    Sarma, S., Brock, D., Engels, D.: Radio Frequency Identification and the Electronic Product Code. IEEE Mag. Micro 21(6), 50–54 (2001)CrossRefGoogle Scholar
  16. 16.
    Bloom, B.: Space/time tradeoffs in hash coding with allowable errors. CACM 13(7), 422–426 (1970)zbMATHGoogle Scholar
  17. 17.
    Broder, A., Mitzenmacher, M.: Network applications of Bloom filters: A survey. In: Proc. of the 40th Annual Allerton Conference on Communications, Control, and Computing, pp. 636–646 (2002)Google Scholar
  18. 18.
    Sailhan, F., Issarny, V.: Scalable Service Discovery for MANET. In: PerCom 2005. Proc. of Third IEEE Int. Conf. on Pervasive Computing and Communications, pp. 235–244 (2005)Google Scholar
  19. 19.
    Bluetooth Consortium, Specification of the bluetooth system core version 1.0b, Service Discovery Protocol (1999)Google Scholar
  20. 20.
    Avancha, S., Joshi, A., Finin, T.: Enhanced service discovery in Bluetooth. IEEE Computer 35(6), 96–99 (2002)Google Scholar
  21. 21.
    Sun micosystems, Jini architecutre specification 2.0 (2003)Google Scholar
  22. 22.
    Guttman, E., Perkins, C.: Service Location Protocol (1999)Google Scholar
  23. 23.
    Liefke, H., Suciu, D.: XMill: An Efficient Compressor for XML Data. In: Proc. of the ACM SIGMOD Intl. Conf. on Management of Data, pp. 153–164. ACM Press, New York (2000)CrossRefGoogle Scholar
  24. 24.
    Min, J.-K., Park, M.-J., Chung, C.-W.: XPRESS: A Queriable Compression for XML data. In: Proc. Int. Conf. of Management of Data, ACM SIGMOD, pp. 122–133 (2003)Google Scholar
  25. 25.
    Tolani, P.M., Haritsa, J.R.: XGRIND: A query-friendly XML compressor. In: ICDE 2002. Proc. of 18th Int. IEEE Conf. on Data Engineering, pp. 225–234 (2002)Google Scholar

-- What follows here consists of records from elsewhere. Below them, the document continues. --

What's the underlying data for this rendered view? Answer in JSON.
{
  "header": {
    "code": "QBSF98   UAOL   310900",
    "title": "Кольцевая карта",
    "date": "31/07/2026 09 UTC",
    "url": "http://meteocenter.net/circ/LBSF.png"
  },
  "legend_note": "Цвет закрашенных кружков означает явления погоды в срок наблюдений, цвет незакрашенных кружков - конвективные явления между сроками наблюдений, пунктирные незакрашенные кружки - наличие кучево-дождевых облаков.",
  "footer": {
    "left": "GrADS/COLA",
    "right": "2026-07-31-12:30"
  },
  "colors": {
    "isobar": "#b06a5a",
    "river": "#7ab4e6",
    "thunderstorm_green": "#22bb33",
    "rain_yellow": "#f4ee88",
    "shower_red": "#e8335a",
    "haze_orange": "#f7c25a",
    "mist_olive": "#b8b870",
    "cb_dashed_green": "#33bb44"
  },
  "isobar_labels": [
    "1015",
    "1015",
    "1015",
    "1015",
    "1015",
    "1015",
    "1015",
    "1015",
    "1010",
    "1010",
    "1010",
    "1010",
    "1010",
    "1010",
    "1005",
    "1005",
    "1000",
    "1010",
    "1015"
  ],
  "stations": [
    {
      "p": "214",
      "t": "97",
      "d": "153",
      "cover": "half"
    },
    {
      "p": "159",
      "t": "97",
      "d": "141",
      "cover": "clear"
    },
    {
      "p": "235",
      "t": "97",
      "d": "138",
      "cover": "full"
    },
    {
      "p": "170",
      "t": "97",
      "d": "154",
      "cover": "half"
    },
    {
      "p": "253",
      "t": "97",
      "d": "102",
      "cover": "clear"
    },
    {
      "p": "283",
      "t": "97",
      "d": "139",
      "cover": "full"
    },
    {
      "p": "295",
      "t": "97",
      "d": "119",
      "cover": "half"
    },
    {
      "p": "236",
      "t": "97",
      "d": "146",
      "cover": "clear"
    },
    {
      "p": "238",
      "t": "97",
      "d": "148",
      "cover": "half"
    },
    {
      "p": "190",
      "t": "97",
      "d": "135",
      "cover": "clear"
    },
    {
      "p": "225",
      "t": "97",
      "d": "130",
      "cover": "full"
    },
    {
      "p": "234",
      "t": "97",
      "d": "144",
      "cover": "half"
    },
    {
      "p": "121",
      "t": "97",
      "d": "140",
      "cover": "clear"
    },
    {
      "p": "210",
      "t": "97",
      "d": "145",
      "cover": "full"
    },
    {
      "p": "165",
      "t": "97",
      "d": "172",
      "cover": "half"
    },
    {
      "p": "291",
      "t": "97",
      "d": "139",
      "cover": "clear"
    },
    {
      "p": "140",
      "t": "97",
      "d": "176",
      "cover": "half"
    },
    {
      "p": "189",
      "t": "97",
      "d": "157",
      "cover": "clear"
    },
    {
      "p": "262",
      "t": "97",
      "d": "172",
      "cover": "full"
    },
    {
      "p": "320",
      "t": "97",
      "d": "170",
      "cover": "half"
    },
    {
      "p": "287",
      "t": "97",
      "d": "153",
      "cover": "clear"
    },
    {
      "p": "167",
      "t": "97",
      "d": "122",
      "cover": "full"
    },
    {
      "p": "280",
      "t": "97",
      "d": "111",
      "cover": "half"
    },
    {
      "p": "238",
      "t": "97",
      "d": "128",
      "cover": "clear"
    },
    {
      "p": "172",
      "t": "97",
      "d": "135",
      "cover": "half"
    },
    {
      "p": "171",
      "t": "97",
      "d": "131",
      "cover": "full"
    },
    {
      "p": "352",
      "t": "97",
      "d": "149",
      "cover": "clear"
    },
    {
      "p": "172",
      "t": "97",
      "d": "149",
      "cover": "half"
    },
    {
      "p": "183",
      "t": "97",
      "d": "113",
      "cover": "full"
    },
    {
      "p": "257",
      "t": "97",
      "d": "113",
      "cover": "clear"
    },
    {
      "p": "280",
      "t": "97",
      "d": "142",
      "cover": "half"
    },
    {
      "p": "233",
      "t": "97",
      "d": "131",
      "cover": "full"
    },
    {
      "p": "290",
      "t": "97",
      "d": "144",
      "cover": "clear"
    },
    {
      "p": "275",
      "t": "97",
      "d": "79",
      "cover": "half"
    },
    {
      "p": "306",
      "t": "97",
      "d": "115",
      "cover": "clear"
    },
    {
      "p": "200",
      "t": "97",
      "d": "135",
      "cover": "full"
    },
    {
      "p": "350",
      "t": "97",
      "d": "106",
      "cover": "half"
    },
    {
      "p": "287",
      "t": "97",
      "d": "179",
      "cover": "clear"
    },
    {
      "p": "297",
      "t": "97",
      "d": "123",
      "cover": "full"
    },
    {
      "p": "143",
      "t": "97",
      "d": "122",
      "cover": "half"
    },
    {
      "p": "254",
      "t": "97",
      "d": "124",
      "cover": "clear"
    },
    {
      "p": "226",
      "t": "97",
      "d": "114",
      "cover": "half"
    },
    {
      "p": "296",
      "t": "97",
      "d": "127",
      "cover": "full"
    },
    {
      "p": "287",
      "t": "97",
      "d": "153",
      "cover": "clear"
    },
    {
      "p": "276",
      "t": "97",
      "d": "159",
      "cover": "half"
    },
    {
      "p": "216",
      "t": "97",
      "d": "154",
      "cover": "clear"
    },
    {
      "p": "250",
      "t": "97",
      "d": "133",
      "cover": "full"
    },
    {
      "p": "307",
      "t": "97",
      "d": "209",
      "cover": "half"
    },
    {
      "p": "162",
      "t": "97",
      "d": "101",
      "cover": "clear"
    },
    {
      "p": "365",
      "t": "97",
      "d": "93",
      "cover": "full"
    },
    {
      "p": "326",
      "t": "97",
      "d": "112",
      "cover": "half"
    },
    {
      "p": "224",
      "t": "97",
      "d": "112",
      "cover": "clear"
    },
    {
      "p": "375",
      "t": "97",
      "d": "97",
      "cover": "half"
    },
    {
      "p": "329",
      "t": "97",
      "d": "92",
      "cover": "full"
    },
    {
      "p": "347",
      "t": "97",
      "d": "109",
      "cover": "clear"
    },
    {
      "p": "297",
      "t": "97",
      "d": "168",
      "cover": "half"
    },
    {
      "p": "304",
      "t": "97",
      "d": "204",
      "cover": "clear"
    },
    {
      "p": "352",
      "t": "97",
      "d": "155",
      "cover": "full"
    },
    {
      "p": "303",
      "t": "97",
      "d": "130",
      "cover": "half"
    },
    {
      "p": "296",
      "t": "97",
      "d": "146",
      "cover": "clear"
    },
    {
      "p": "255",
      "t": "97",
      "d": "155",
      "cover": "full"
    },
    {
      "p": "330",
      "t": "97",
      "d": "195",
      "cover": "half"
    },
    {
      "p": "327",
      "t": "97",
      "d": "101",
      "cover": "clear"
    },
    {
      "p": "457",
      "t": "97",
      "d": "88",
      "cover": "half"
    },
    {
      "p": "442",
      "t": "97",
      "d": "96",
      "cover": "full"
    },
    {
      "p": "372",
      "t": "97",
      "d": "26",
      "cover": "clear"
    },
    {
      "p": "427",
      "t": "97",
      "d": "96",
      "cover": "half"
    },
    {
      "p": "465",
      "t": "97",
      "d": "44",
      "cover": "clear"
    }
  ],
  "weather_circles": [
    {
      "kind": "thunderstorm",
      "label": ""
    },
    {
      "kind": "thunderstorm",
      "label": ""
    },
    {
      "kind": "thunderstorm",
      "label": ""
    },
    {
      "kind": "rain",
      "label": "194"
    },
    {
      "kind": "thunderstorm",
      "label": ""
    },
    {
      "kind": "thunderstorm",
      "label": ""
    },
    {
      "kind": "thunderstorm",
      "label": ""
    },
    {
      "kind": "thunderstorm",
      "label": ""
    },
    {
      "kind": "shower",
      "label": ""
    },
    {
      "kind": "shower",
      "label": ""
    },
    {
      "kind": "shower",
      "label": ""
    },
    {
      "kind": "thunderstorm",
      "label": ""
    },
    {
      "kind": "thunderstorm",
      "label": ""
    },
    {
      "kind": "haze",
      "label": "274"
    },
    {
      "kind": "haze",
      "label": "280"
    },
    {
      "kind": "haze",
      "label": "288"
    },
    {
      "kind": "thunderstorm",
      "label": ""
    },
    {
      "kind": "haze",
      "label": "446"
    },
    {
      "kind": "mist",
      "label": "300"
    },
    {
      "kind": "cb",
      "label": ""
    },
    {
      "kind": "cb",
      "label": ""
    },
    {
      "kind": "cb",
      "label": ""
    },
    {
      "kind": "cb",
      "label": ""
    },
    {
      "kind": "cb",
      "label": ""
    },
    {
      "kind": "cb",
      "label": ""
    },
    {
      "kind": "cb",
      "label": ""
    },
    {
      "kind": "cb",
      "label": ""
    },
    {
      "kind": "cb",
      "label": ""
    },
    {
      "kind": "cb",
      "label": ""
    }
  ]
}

Copyright information

© Springer-Verlag Berlin Heidelberg 2007

Authors and Affiliations

  • Pavel Poupyrev
    • 1
  • Yoshihiro Kawahara
    • 1
  • Peter Davis
    • 2
  • Hiroyuki Morikawa
    • 1
  1. 1.Research Center for Advanced Science and Technology, The University of Tokyo, 4-6-1, Komaba, Meguro-ku, Tokyo 153-8904Japan
  2. 2.ATR Adaptive Communications Research Laboratories, 2-2-2 Hikaridai, Keihanna Science City, Kyoto 619-0288Japan

Personalised recommendations